Kimberly Tapscott of Keller Williams Prestige Properties in Stamford, Conn., said the agent should bring the names of at least three past clients that you can call on the spot.
Experience. There's nothing like a proven track record, said Sandra Geary of Re/Max Pros in Rohnert Park, Calif. "While experience is no guarantee of skill, real estate, like many other professions, is mostly learned on the job," said Rae Catanese of Prudential Tropical Realty in Tampa.
Sales volume. Isabel Williams of Keller Williams Luxury Homes in Jupiter, Fla., said it's better to work with an agent who's closing 40 deals a year than the industry average of four.
Kirstin Willingham of Bergman Beach Properties in Marina del Rey, Calif., pointed out that recent sales volume is most important because today's market is far different from just a few months ago.
And Harold Huggins of Harold H. Huggins Realty in Burtonsville, Md., suggested looking at sales similar to yours.
Other statistics. A key ratio for Robert Kelly of Re/Max Main St. Realty in Moorestown, N.J., is the selling price of recent transactions in comparison to the listing price. An agent who is getting 95-plus percent of the asking price is doing a great job, he said.
Another important number is average days on the market. "An agent whose days-on-market average is 35 or less also is doing a great job," Kelly said.
Technology. Because nearly 8 out of 10 buyers start their home searches online, today's marketing is more than just sticking a sign in the front yard. Technology is essential for word-of-mouth advertising and viral media campaigns, said Florida agent Catanese. Can your agent prepare a YouTube video? Can he or she respond in an instant?
Check the agent's online presence, advised Ines Hegedus-Garcia of Majestic Properties in Miami. An agent who knows how to market himself should also be able to market properties, she said.
Photography. Pictures are "the language of real estate, yet most agents' look like they were taking pictures while drunk with a cellphone," said Hanoud in Florida. "The level of detail needed for good photography is usually indicative of an agent's attention to detail throughout the process."
Listening skills. "I want (agents) to answer my questions clearly and be able to explain the process of buying and selling," said Teri Andrews-Murch of Lyon Real Estate in Auburn, Calif.

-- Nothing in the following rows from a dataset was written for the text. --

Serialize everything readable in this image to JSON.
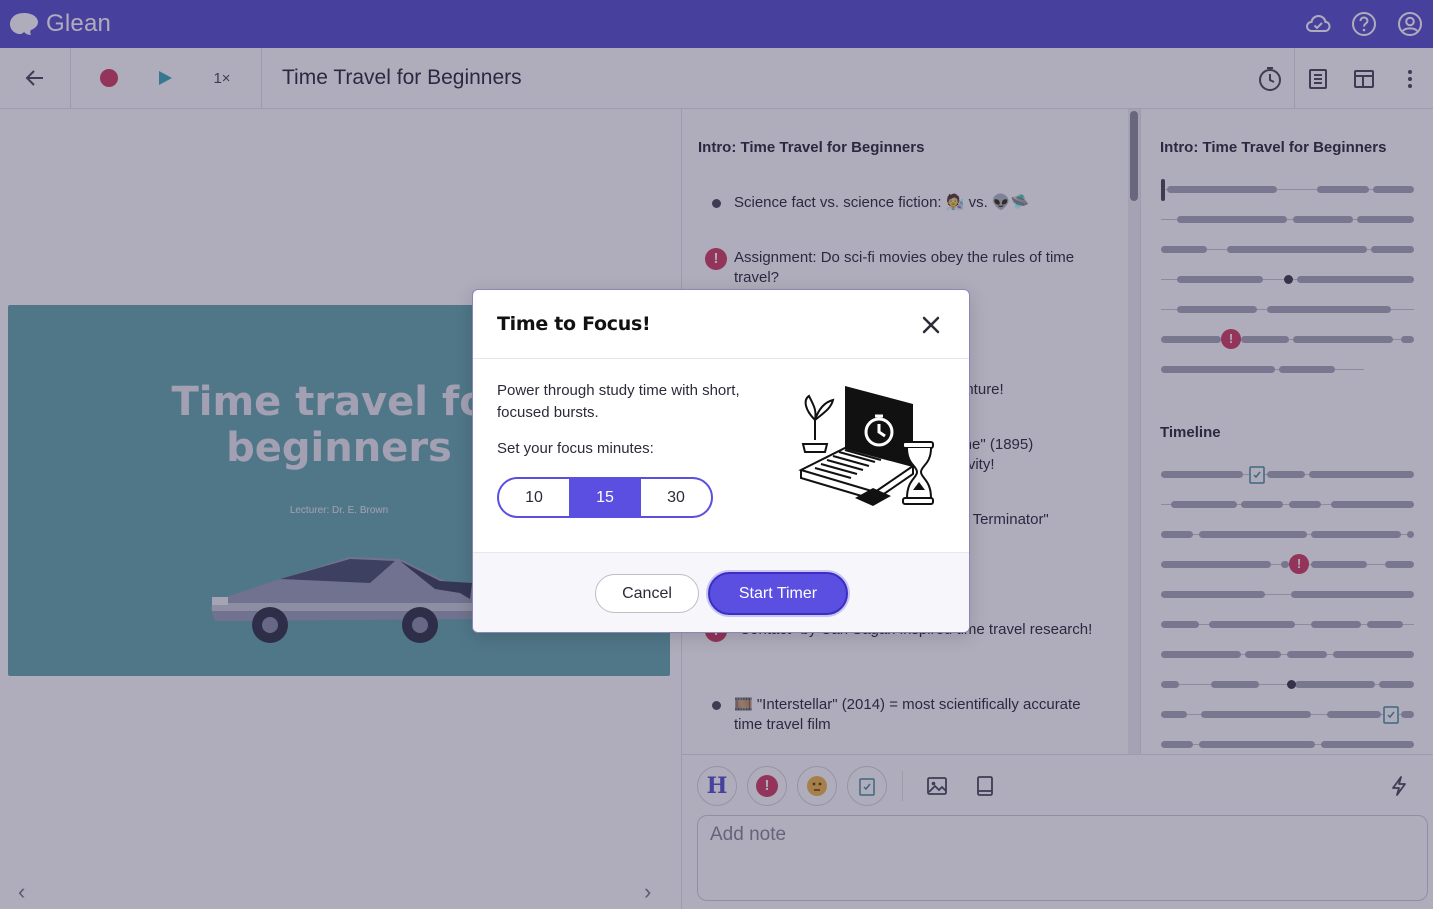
{
  "app": {
    "brand": "Glean"
  },
  "appbar": {
    "icons": [
      "cloud-check-icon",
      "help-icon",
      "account-icon"
    ]
  },
  "toolbar": {
    "title": "Time Travel for Beginners",
    "speed_label": "1×",
    "icons": [
      "back-arrow-icon",
      "record-icon",
      "play-icon",
      "focus-timer-icon",
      "notes-view-icon",
      "layout-icon",
      "more-vertical-icon"
    ]
  },
  "slide": {
    "title_line1": "Time travel for",
    "title_line2": "beginners",
    "lecturer": "Lecturer: Dr. E. Brown"
  },
  "notes": {
    "heading": "Intro: Time Travel for Beginners",
    "items": [
      {
        "type": "bullet",
        "text": "Science fact vs. science fiction: 🧑‍🔬 vs. 👽🛸"
      },
      {
        "type": "important",
        "text": "Assignment: Do sci-fi movies obey the rules of time travel?"
      },
      {
        "type": "bullet",
        "text": "renture!"
      },
      {
        "type": "bullet",
        "text": "hine\" (1895)"
      },
      {
        "type": "bullet",
        "text": "ativity!"
      },
      {
        "type": "bullet",
        "text": "he Terminator\""
      },
      {
        "type": "important",
        "text": "\"Contact\" by Carl Sagan inspired time travel research!"
      },
      {
        "type": "bullet",
        "text": "🎞️ \"Interstellar\" (2014) = most scientifically accurate time travel film"
      }
    ]
  },
  "outline": {
    "heading1": "Intro: Time Travel for Beginners",
    "heading2": "Timeline"
  },
  "input": {
    "placeholder": "Add note",
    "tag_heading": "H",
    "tag_important": "!"
  },
  "modal": {
    "title": "Time to Focus!",
    "description": "Power through study time with short, focused bursts.",
    "minutes_label": "Set your focus minutes:",
    "options": [
      "10",
      "15",
      "30"
    ],
    "selected": "15",
    "cancel_label": "Cancel",
    "start_label": "Start Timer"
  },
  "colors": {
    "brand": "#5a4fcf",
    "accent": "#5a4fe0",
    "important": "#d23c63",
    "slide_bg": "#66a8ad"
  }
}
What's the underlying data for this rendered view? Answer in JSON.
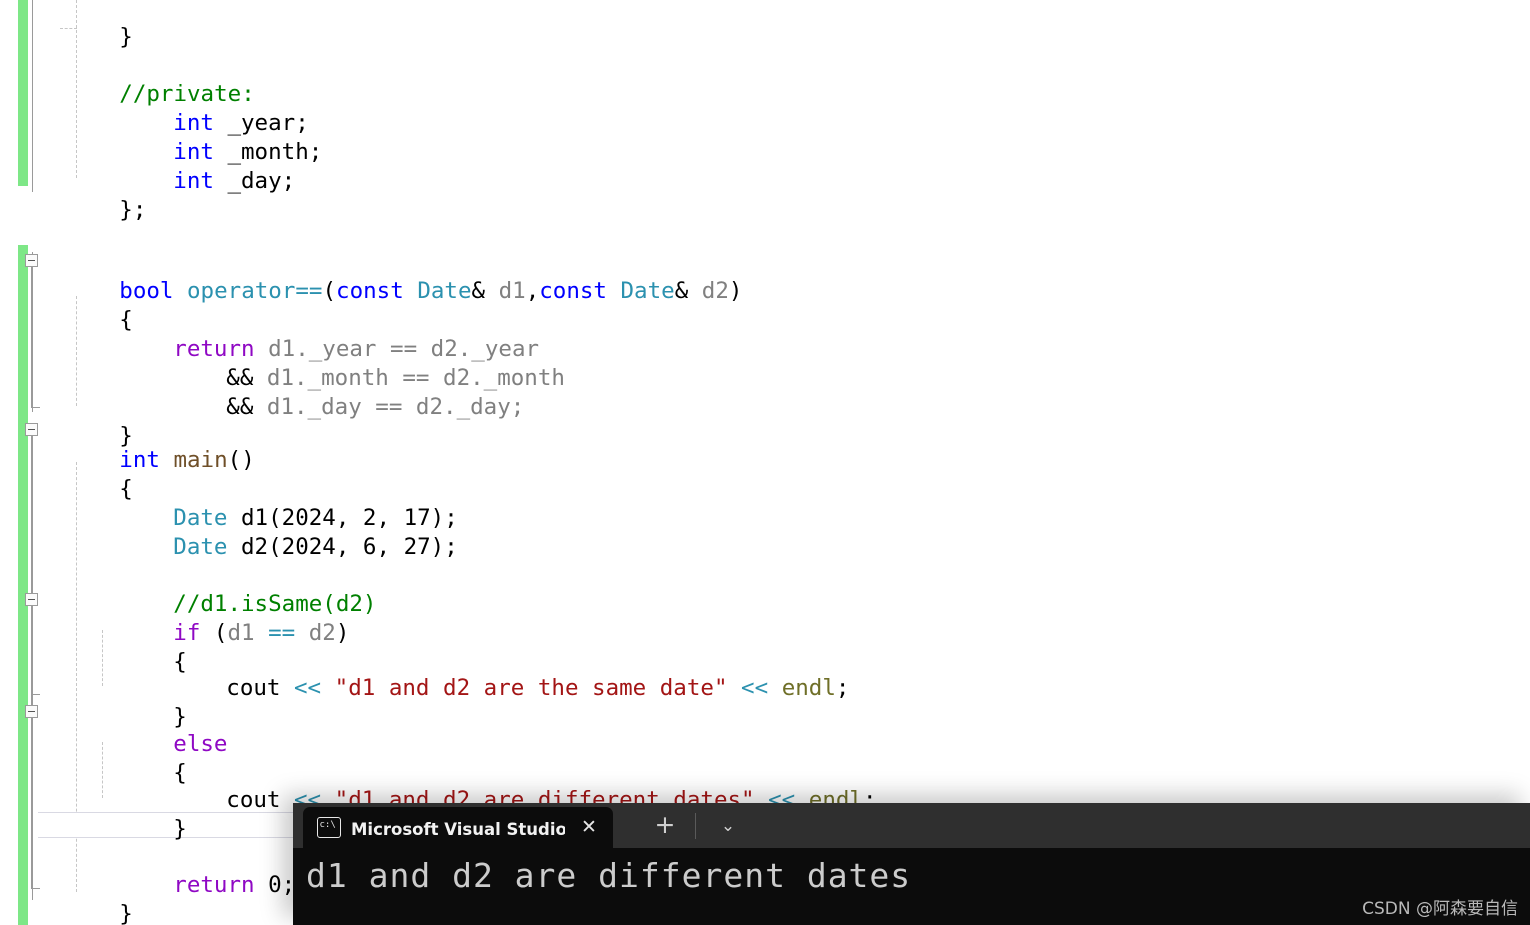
{
  "editor": {
    "language": "cpp",
    "colors": {
      "keyword": "#0000FF",
      "control": "#8F08C4",
      "type": "#2B91AF",
      "comment": "#008000",
      "string": "#A31515",
      "identifier": "#808080",
      "operator": "#2B91AF",
      "plain": "#000000",
      "background": "#FFFFFF",
      "change_bar": "#7EE787"
    },
    "lines": [
      {
        "indent": 2,
        "text": "}"
      },
      {
        "indent": 0,
        "text": ""
      },
      {
        "indent": 0,
        "text": "//private:"
      },
      {
        "indent": 1,
        "text": "int _year;"
      },
      {
        "indent": 1,
        "text": "int _month;"
      },
      {
        "indent": 1,
        "text": "int _day;"
      },
      {
        "indent": 0,
        "text": "};"
      },
      {
        "indent": 0,
        "text": ""
      },
      {
        "indent": 0,
        "text": ""
      },
      {
        "indent": 0,
        "text": "bool operator==(const Date& d1,const Date& d2)"
      },
      {
        "indent": 0,
        "text": "{"
      },
      {
        "indent": 1,
        "text": "return d1._year == d2._year"
      },
      {
        "indent": 2,
        "text": "&& d1._month == d2._month"
      },
      {
        "indent": 2,
        "text": "&& d1._day == d2._day;"
      },
      {
        "indent": 0,
        "text": "}"
      },
      {
        "indent": 0,
        "text": "int main()"
      },
      {
        "indent": 0,
        "text": "{"
      },
      {
        "indent": 1,
        "text": "Date d1(2024, 2, 17);"
      },
      {
        "indent": 1,
        "text": "Date d2(2024, 6, 27);"
      },
      {
        "indent": 0,
        "text": ""
      },
      {
        "indent": 1,
        "text": "//d1.isSame(d2)"
      },
      {
        "indent": 1,
        "text": "if (d1 == d2)"
      },
      {
        "indent": 1,
        "text": "{"
      },
      {
        "indent": 2,
        "text": "cout << \"d1 and d2 are the same date\" << endl;"
      },
      {
        "indent": 1,
        "text": "}"
      },
      {
        "indent": 1,
        "text": "else"
      },
      {
        "indent": 1,
        "text": "{"
      },
      {
        "indent": 2,
        "text": "cout << \"d1 and d2 are different dates\" << endl;"
      },
      {
        "indent": 1,
        "text": "}"
      },
      {
        "indent": 0,
        "text": ""
      },
      {
        "indent": 1,
        "text": "return 0;"
      },
      {
        "indent": 0,
        "text": "}"
      }
    ],
    "tokens": {
      "brace_close": "}",
      "brace_open": "{",
      "comment_private": "//private:",
      "kw_int": "int",
      "kw_bool": "bool",
      "kw_const": "const",
      "ctl_return": "return",
      "ctl_if": "if",
      "ctl_else": "else",
      "type_Date": "Date",
      "fn_main": "main",
      "fn_operator": "operator==",
      "id_year": "_year;",
      "id_month": "_month;",
      "id_day": "_day;",
      "semi_brace": "};",
      "str_same": "\"d1 and d2 are the same date\"",
      "str_diff": "\"d1 and d2 are different dates\"",
      "io_cout": "cout",
      "io_endl": "endl",
      "op_shift": "<<",
      "op_eq": "==",
      "op_and": "&&",
      "comment_issame": "//d1.isSame(d2)",
      "ctor_d1": "d1(2024, 2, 17);",
      "ctor_d2": "d2(2024, 6, 27);",
      "ret_zero": "0;"
    }
  },
  "terminal": {
    "tab_title": "Microsoft Visual Studio 调试控",
    "tab_icon": "console-icon",
    "close_label": "✕",
    "new_tab_label": "+",
    "dropdown_label": "⌄",
    "output": "d1 and d2 are different dates",
    "background": "#0C0C0C",
    "tabbar_background": "#2F2F2F"
  },
  "watermark": {
    "text": "CSDN @阿森要自信"
  }
}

Asked Barry Sulpor of Shorewood Realtors in Manhattan Beach, Calif.: "Do you get a strong feeling that this is an agent who will listen to your needs?"
So listen up and follow the advice of these experts to find an agent who's just right for you.Copyright © 2015, The Baltimore Sun